When it comes to setup, the TX-NR609 is surprisingly straightforward, a far cry from the complex, impenetrable machines of yesteryear. Key to its success is the excellent onscreen menu, which uses a similar layout and colour scheme as the SR608 but with updated fonts that lend a little extra clarity to menus. It’s responsive too, and we had absolutely no trouble hooking up to a network and using the various web radio features.
Getting the sound just right is also a cinch thanks to the automated Audyssey 2EQ setup mode. It uses the supplied mic and test tones to ensure the correct settings for your speakers, plus it makes adjustments to counter any problems with acoustics. And when activated, Audyssey’s Dynamic EQ and Dynamic Volume constantly tweak the sound to maintain the correct volume and dynamic range.
The remote is the same as the TX-SR608’s, which isn’t a bad thing. A few keys are a little small for comfort but the essential controls are easy to locate and everything is clearly labelled. It’s also styled in a fetching gloss-black finish, which always looks good on the coffee table.
With so many features to cram into the TX-NR609, it’s amazing that Onkyo’s engineers had any time to get it sounding as good as it does. Its performance with our Blu-ray test discs is awesome, achieving levels of power, precision and clarity that you might not expect from a midrange receiver.

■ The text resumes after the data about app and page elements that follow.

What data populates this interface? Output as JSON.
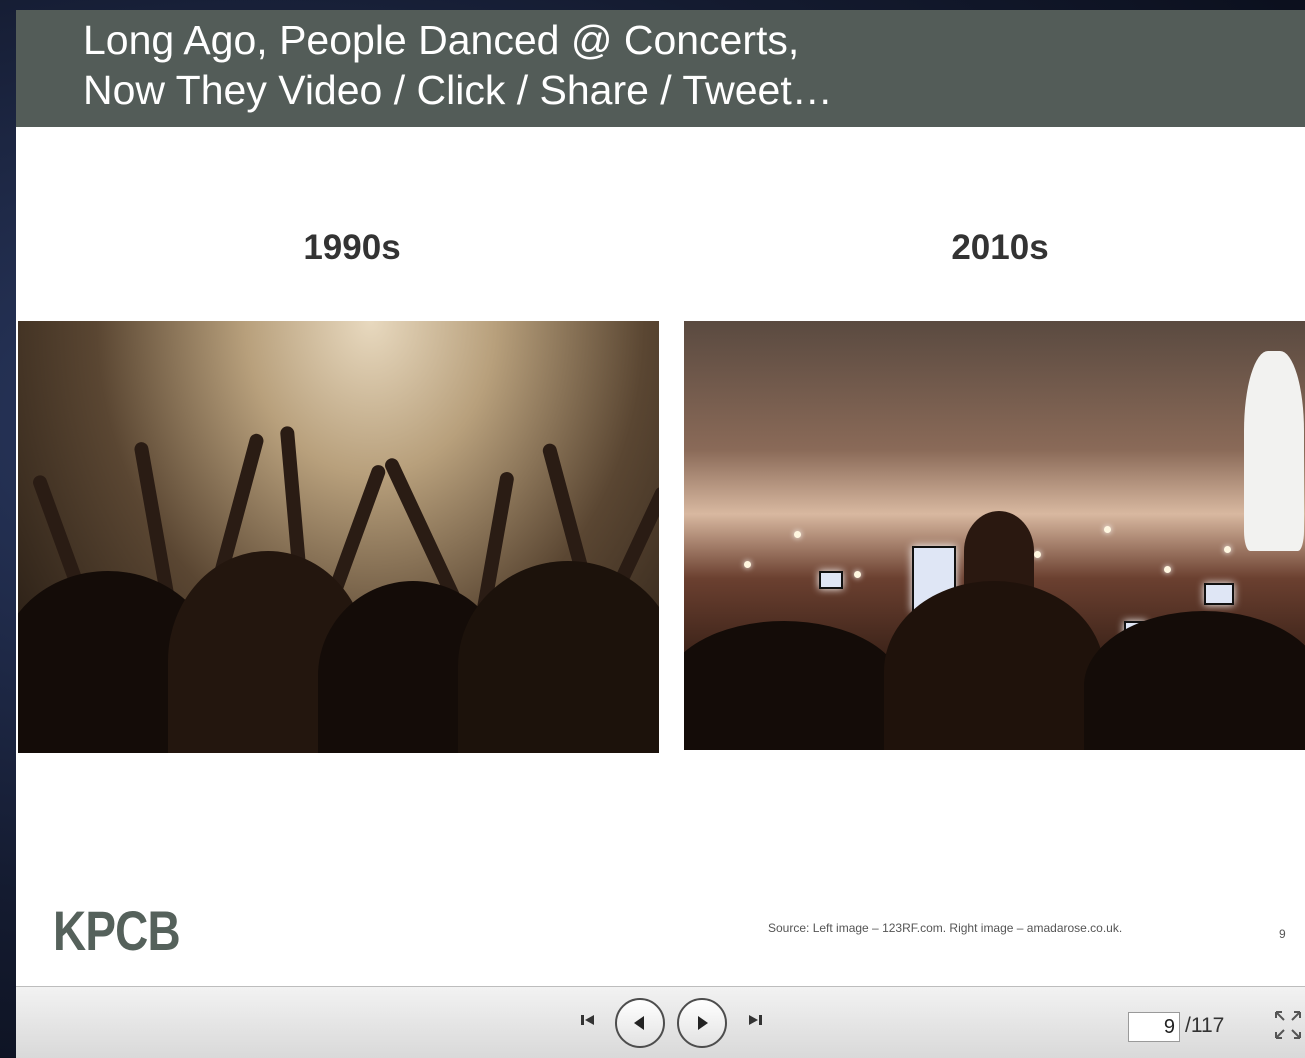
{
  "slide": {
    "title_line_1": "Long Ago, People Danced @ Concerts,",
    "title_line_2": "Now They Video / Click / Share / Tweet…",
    "left_caption": "1990s",
    "right_caption": "2010s",
    "logo_text": "KPCB",
    "source_text": "Source: Left image – 123RF.com. Right image – amadarose.co.uk.",
    "slide_number": "9"
  },
  "player": {
    "first_icon": "first-slide-icon",
    "prev_icon": "previous-slide-icon",
    "next_icon": "next-slide-icon",
    "last_icon": "last-slide-icon",
    "current_page": "9",
    "total_pages": "/117",
    "fullscreen_icon": "fullscreen-icon"
  },
  "colors": {
    "title_bar": "#535c58",
    "logo": "#55615b",
    "toolbar": "#e6e6e6"
  }
}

We started with Avatar, and the relish with which the Onkyo gets stuck into its big battle sequences is infectious and downright exhilarating. The deep muscular sound of the army’s missiles blasting chunks out of the Pandoran forest will leave you (and your neighbours) breathless, backed up by crisp high frequencies, clear, direct speech reproduction and a sense of scale and surround imaging that brings you closer than ever to the real cinema experience.
Iron Man 2’s Monaco Grand Prix scene is equally impressive, showcasing not only the Onkyo’s muscularity but also its consummate control, which stops the scene’s brutal effects from straining or sounding harsh at high volumes. So as a result, the roaring, raspy engines of the F1 cars sound ferocious, sliced-up cars hit the ground with a convincingly solid metallic crash and effects are masterfully steered around the expansive soundstage. Onkyo’s sound is smoother and easier on the ear than previous generations, and that’s in evidence once again, but not at the expense of dynamism or attack.
It also shows great subtlety when conveying calmer scenes with lots of delicate detail or gentle ambience in the background. It easily teases out these sounds, giving the impression of depth and texture that makes it wonderfully immersive.
With music, a little more finesse wouldn’t go amiss just to tease out those some of those finer musical details with demanding material, but unless you’re a staunch audiophile you’re unlikely to be disappointed by the Onkyo’s handling of SACD and CDs. There’s a lovely sense of balance across the frequency range, while the inherent smoothness and warmth shines through, even when using it without a subwoofer.
We didn’t think it was possible for Onkyo to improve on the superb TX-SR608 but incredibly it has. Everything we loved about last year’s model can be found on the TX-NR609 but mixed in with a bunch of new features that feel like so much more than mere gimmickry – network functionality is enormously useful, and there’s real longevity and value in having Spotify on board.
And don’t forget that it’s THX Select2 Plus certified, supports iPods, plays a wide range of audio formats from USB devices and offers loads of connections and processing modes – not to mention automatic setup, terrific onscreen menus and 3840 x 2160 upscaling, which may not be useful now but might be when 4K TVs inevitably become the norm. With this sort of spec sheet you’d expect it to cost a lot more, so at around £500 the TX-NR609 feels like a real bargain.
Score in detail